With respect to the marked predominance of French, some defendants argued that posting a French sign before an English sign was sufficient to meet the criteria as it would, in their view, give French greater prominence. While there is a regulation that specifically sets out the requirements for French to be “markedly predominant”, the defendants argued that the use of the word “deemed” in the regulation clearly indicated that there were other ways to give the language marked predominance. The judge disagreed, stating that the regulation is an expression of what is to be considered markedly predominant. In fact, the French text must be given greater visual impact. With respect to the language of signs and the marked predominance of the French language, the Court held that “size does matter”.
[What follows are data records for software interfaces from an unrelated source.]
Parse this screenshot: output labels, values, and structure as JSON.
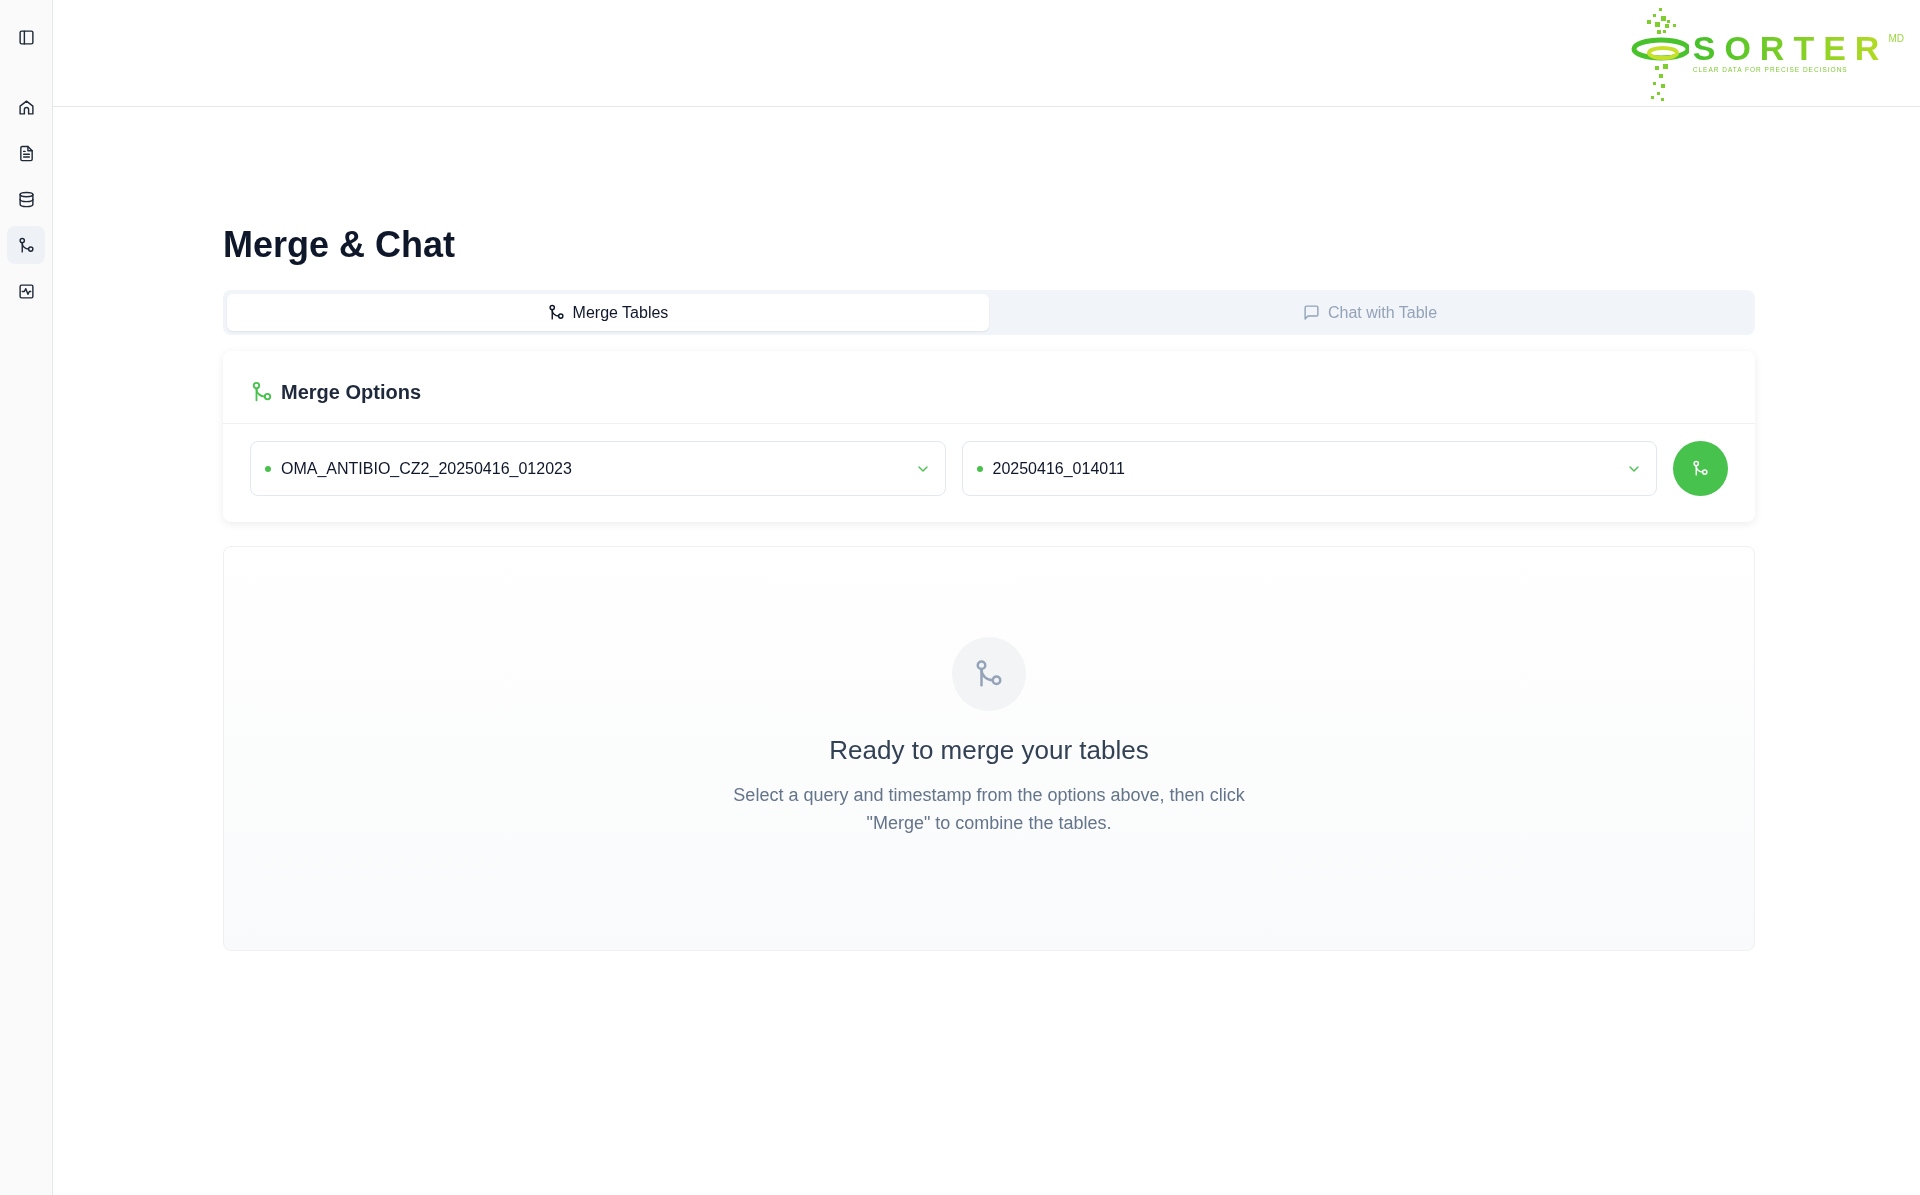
{
  "sidebar": {
    "items": [
      {
        "kind": "home",
        "selected": false
      },
      {
        "kind": "document",
        "selected": false
      },
      {
        "kind": "database",
        "selected": false
      },
      {
        "kind": "merge",
        "selected": true
      },
      {
        "kind": "activity",
        "selected": false
      }
    ]
  },
  "logo": {
    "name": "SORTER",
    "mark": "MD",
    "tagline": "CLEAR DATA FOR PRECISE DECISIONS"
  },
  "page": {
    "title": "Merge & Chat"
  },
  "tabs": [
    {
      "label": "Merge Tables",
      "kind": "merge",
      "selected": true
    },
    {
      "label": "Chat with Table",
      "kind": "chat",
      "selected": false
    }
  ],
  "merge_options": {
    "title": "Merge Options",
    "selects": [
      {
        "value": "OMA_ANTIBIO_CZ2_20250416_012023"
      },
      {
        "value": "20250416_014011"
      }
    ]
  },
  "empty_state": {
    "title": "Ready to merge your tables",
    "text": "Select a query and timestamp from the options above, then click \"Merge\" to combine the tables."
  }
}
It was also argued by two defendants that the offending English portion of their commercial sign or poster benefitted from the Charter’s recognized trademark exemption. Although none of the defendants’ trademarks were registered, Judge Mascia recognized from the outset that the exemption applied to both common law and registered trade-marks. He also reiterated that it was not up to the prosecution to prove that they did not benefit from the exemption, but rather that such burden fell upon the defendants. In order to successfully raise the trademark exemption, the Court held that the defendants had to establish that the words or the phrase in question were used to promote a product or a service in a distinctive manner. While one defendant was successful in meeting this threshold, the other failed on the grounds that his alleged mark did not constitute a trademark and was nothing more than a descriptor of the products offered by his company.
Since the defendants were unsuccessful in their constitutional challenge of the Charter, they were found guilty on all charges, save for one defendant who successfully invoked the trademark exemption. While the bulk of the judgment discusses the constitutional issues raised, it also provides a detailed analysis on the application of “common law” defences, notably the de minimis defence, the markedly predominant rule and the recognized trademark exemption.